DATA FOR ANALYSIS below:
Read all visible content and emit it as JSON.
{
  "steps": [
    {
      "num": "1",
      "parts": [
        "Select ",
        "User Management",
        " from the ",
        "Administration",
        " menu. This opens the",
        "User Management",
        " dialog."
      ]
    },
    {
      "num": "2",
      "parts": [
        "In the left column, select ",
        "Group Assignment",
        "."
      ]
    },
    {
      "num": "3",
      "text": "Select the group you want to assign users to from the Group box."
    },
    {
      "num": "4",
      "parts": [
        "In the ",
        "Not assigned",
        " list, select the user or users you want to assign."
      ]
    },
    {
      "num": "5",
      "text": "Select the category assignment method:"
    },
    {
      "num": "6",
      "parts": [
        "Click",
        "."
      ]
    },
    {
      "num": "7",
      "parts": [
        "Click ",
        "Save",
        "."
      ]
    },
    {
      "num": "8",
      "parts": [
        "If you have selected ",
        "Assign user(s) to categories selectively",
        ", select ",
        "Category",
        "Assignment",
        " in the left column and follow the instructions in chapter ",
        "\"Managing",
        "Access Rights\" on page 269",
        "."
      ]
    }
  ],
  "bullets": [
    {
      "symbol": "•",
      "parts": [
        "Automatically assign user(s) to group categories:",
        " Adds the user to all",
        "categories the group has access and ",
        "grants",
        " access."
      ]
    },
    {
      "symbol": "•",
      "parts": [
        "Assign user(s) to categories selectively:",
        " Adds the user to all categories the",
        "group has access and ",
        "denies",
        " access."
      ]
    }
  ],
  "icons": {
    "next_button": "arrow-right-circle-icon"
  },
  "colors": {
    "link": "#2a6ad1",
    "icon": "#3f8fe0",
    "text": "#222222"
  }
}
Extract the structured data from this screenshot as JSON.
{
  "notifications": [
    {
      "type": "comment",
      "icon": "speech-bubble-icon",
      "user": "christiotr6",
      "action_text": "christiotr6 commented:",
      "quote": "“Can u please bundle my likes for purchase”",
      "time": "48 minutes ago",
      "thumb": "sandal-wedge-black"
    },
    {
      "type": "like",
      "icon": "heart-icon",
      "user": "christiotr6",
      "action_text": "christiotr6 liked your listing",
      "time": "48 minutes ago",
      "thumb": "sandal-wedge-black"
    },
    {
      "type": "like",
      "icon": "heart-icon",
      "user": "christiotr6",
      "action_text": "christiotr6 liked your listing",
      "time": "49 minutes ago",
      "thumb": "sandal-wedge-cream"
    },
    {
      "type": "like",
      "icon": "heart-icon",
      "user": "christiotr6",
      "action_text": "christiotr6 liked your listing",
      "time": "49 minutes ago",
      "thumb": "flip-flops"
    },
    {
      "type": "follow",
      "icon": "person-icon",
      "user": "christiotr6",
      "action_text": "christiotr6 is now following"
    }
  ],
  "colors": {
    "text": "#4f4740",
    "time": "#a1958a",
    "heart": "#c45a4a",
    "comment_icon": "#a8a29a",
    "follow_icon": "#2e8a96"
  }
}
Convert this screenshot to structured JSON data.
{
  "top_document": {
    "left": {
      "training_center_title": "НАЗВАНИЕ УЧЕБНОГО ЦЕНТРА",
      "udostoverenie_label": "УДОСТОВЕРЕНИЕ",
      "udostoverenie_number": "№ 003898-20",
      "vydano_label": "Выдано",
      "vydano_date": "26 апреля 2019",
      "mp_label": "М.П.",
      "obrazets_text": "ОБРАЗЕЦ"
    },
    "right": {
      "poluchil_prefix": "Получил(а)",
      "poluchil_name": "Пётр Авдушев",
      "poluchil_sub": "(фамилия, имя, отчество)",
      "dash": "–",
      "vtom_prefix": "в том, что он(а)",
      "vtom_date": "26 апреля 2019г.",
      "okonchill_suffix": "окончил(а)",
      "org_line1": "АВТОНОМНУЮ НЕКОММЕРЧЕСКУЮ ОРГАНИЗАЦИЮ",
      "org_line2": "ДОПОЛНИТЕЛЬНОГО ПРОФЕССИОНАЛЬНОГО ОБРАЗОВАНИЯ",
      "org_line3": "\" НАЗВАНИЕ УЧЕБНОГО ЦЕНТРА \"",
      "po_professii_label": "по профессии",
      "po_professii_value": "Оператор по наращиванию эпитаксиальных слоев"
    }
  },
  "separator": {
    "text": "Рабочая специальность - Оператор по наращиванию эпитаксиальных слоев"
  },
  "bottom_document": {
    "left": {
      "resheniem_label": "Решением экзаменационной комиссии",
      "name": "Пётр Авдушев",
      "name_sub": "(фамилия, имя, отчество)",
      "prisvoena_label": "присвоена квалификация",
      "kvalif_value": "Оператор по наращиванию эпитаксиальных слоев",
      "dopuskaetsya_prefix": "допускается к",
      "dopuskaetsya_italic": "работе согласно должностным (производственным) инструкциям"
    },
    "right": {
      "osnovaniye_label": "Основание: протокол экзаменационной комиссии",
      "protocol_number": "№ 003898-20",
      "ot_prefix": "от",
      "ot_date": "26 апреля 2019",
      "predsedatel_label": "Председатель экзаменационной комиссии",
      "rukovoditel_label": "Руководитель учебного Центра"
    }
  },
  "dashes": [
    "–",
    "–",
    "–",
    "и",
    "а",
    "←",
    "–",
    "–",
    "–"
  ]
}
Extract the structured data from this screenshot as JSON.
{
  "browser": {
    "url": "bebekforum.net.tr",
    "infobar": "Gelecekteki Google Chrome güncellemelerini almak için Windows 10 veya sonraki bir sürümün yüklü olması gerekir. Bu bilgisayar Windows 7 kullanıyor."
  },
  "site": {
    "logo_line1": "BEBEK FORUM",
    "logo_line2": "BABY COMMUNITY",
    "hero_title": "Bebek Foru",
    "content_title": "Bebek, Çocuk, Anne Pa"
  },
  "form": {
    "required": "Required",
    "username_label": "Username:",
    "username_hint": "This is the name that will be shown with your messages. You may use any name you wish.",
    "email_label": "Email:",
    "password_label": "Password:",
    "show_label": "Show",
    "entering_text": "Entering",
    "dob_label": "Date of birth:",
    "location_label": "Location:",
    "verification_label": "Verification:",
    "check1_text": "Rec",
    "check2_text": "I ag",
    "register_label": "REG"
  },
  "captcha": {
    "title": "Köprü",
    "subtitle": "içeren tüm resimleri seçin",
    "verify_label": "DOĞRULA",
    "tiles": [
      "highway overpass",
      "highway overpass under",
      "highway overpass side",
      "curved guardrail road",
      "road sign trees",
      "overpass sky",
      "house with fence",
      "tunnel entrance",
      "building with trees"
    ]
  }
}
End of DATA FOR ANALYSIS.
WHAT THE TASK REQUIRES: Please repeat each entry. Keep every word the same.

ANSWER FOR THIS EXERCISE:
Read all visible content and emit it as JSON.
{
  "steps": [
    {
      "num": "1",
      "parts": [
        "Select ",
        "User Management",
        " from the ",
        "Administration",
        " menu. This opens the",
        "User Management",
        " dialog."
      ]
    },
    {
      "num": "2",
      "parts": [
        "In the left column, select ",
        "Group Assignment",
        "."
      ]
    },
    {
      "num": "3",
      "text": "Select the group you want to assign users to from the Group box."
    },
    {
      "num": "4",
      "parts": [
        "In the ",
        "Not assigned",
        " list, select the user or users you want to assign."
      ]
    },
    {
      "num": "5",
      "text": "Select the category assignment method:"
    },
    {
      "num": "6",
      "parts": [
        "Click",
        "."
      ]
    },
    {
      "num": "7",
      "parts": [
        "Click ",
        "Save",
        "."
      ]
    },
    {
      "num": "8",
      "parts": [
        "If you have selected ",
        "Assign user(s) to categories selectively",
        ", select ",
        "Category",
        "Assignment",
        " in the left column and follow the instructions in chapter ",
        "\"Managing",
        "Access Rights\" on page 269",
        "."
      ]
    }
  ],
  "bullets": [
    {
      "symbol": "•",
      "parts": [
        "Automatically assign user(s) to group categories:",
        " Adds the user to all",
        "categories the group has access and ",
        "grants",
        " access."
      ]
    },
    {
      "symbol": "•",
      "parts": [
        "Assign user(s) to categories selectively:",
        " Adds the user to all categories the",
        "group has access and ",
        "denies",
        " access."
      ]
    }
  ],
  "icons": {
    "next_button": "arrow-right-circle-icon"
  },
  "colors": {
    "link": "#2a6ad1",
    "icon": "#3f8fe0",
    "text": "#222222"
  }
}
Extract the structured data from this screenshot as JSON.
{
  "notifications": [
    {
      "type": "comment",
      "icon": "speech-bubble-icon",
      "user": "christiotr6",
      "action_text": "christiotr6 commented:",
      "quote": "“Can u please bundle my likes for purchase”",
      "time": "48 minutes ago",
      "thumb": "sandal-wedge-black"
    },
    {
      "type": "like",
      "icon": "heart-icon",
      "user": "christiotr6",
      "action_text": "christiotr6 liked your listing",
      "time": "48 minutes ago",
      "thumb": "sandal-wedge-black"
    },
    {
      "type": "like",
      "icon": "heart-icon",
      "user": "christiotr6",
      "action_text": "christiotr6 liked your listing",
      "time": "49 minutes ago",
      "thumb": "sandal-wedge-cream"
    },
    {
      "type": "like",
      "icon": "heart-icon",
      "user": "christiotr6",
      "action_text": "christiotr6 liked your listing",
      "time": "49 minutes ago",
      "thumb": "flip-flops"
    },
    {
      "type": "follow",
      "icon": "person-icon",
      "user": "christiotr6",
      "action_text": "christiotr6 is now following"
    }
  ],
  "colors": {
    "text": "#4f4740",
    "time": "#a1958a",
    "heart": "#c45a4a",
    "comment_icon": "#a8a29a",
    "follow_icon": "#2e8a96"
  }
}
Convert this screenshot to structured JSON data.
{
  "top_document": {
    "left": {
      "training_center_title": "НАЗВАНИЕ УЧЕБНОГО ЦЕНТРА",
      "udostoverenie_label": "УДОСТОВЕРЕНИЕ",
      "udostoverenie_number": "№ 003898-20",
      "vydano_label": "Выдано",
      "vydano_date": "26 апреля 2019",
      "mp_label": "М.П.",
      "obrazets_text": "ОБРАЗЕЦ"
    },
    "right": {
      "poluchil_prefix": "Получил(а)",
      "poluchil_name": "Пётр Авдушев",
      "poluchil_sub": "(фамилия, имя, отчество)",
      "dash": "–",
      "vtom_prefix": "в том, что он(а)",
      "vtom_date": "26 апреля 2019г.",
      "okonchill_suffix": "окончил(а)",
      "org_line1": "АВТОНОМНУЮ НЕКОММЕРЧЕСКУЮ ОРГАНИЗАЦИЮ",
      "org_line2": "ДОПОЛНИТЕЛЬНОГО ПРОФЕССИОНАЛЬНОГО ОБРАЗОВАНИЯ",
      "org_line3": "\" НАЗВАНИЕ УЧЕБНОГО ЦЕНТРА \"",
      "po_professii_label": "по профессии",
      "po_professii_value": "Оператор по наращиванию эпитаксиальных слоев"
    }
  },
  "separator": {
    "text": "Рабочая специальность - Оператор по наращиванию эпитаксиальных слоев"
  },
  "bottom_document": {
    "left": {
      "resheniem_label": "Решением экзаменационной комиссии",
      "name": "Пётр Авдушев",
      "name_sub": "(фамилия, имя, отчество)",
      "prisvoena_label": "присвоена квалификация",
      "kvalif_value": "Оператор по наращиванию эпитаксиальных слоев",
      "dopuskaetsya_prefix": "допускается к",
      "dopuskaetsya_italic": "работе согласно должностным (производственным) инструкциям"
    },
    "right": {
      "osnovaniye_label": "Основание: протокол экзаменационной комиссии",
      "protocol_number": "№ 003898-20",
      "ot_prefix": "от",
      "ot_date": "26 апреля 2019",
      "predsedatel_label": "Председатель экзаменационной комиссии",
      "rukovoditel_label": "Руководитель учебного Центра"
    }
  },
  "dashes": [
    "–",
    "–",
    "–",
    "и",
    "а",
    "←",
    "–",
    "–",
    "–"
  ]
}
Extract the structured data from this screenshot as JSON.
{
  "browser": {
    "url": "bebekforum.net.tr",
    "infobar": "Gelecekteki Google Chrome güncellemelerini almak için Windows 10 veya sonraki bir sürümün yüklü olması gerekir. Bu bilgisayar Windows 7 kullanıyor."
  },
  "site": {
    "logo_line1": "BEBEK FORUM",
    "logo_line2": "BABY COMMUNITY",
    "hero_title": "Bebek Foru",
    "content_title": "Bebek, Çocuk, Anne Pa"
  },
  "form": {
    "required": "Required",
    "username_label": "Username:",
    "username_hint": "This is the name that will be shown with your messages. You may use any name you wish.",
    "email_label": "Email:",
    "password_label": "Password:",
    "show_label": "Show",
    "entering_text": "Entering",
    "dob_label": "Date of birth:",
    "location_label": "Location:",
    "verification_label": "Verification:",
    "check1_text": "Rec",
    "check2_text": "I ag",
    "register_label": "REG"
  },
  "captcha": {
    "title": "Köprü",
    "subtitle": "içeren tüm resimleri seçin",
    "verify_label": "DOĞRULA",
    "tiles": [
      "highway overpass",
      "highway overpass under",
      "highway overpass side",
      "curved guardrail road",
      "road sign trees",
      "overpass sky",
      "house with fence",
      "tunnel entrance",
      "building with trees"
    ]
  }
}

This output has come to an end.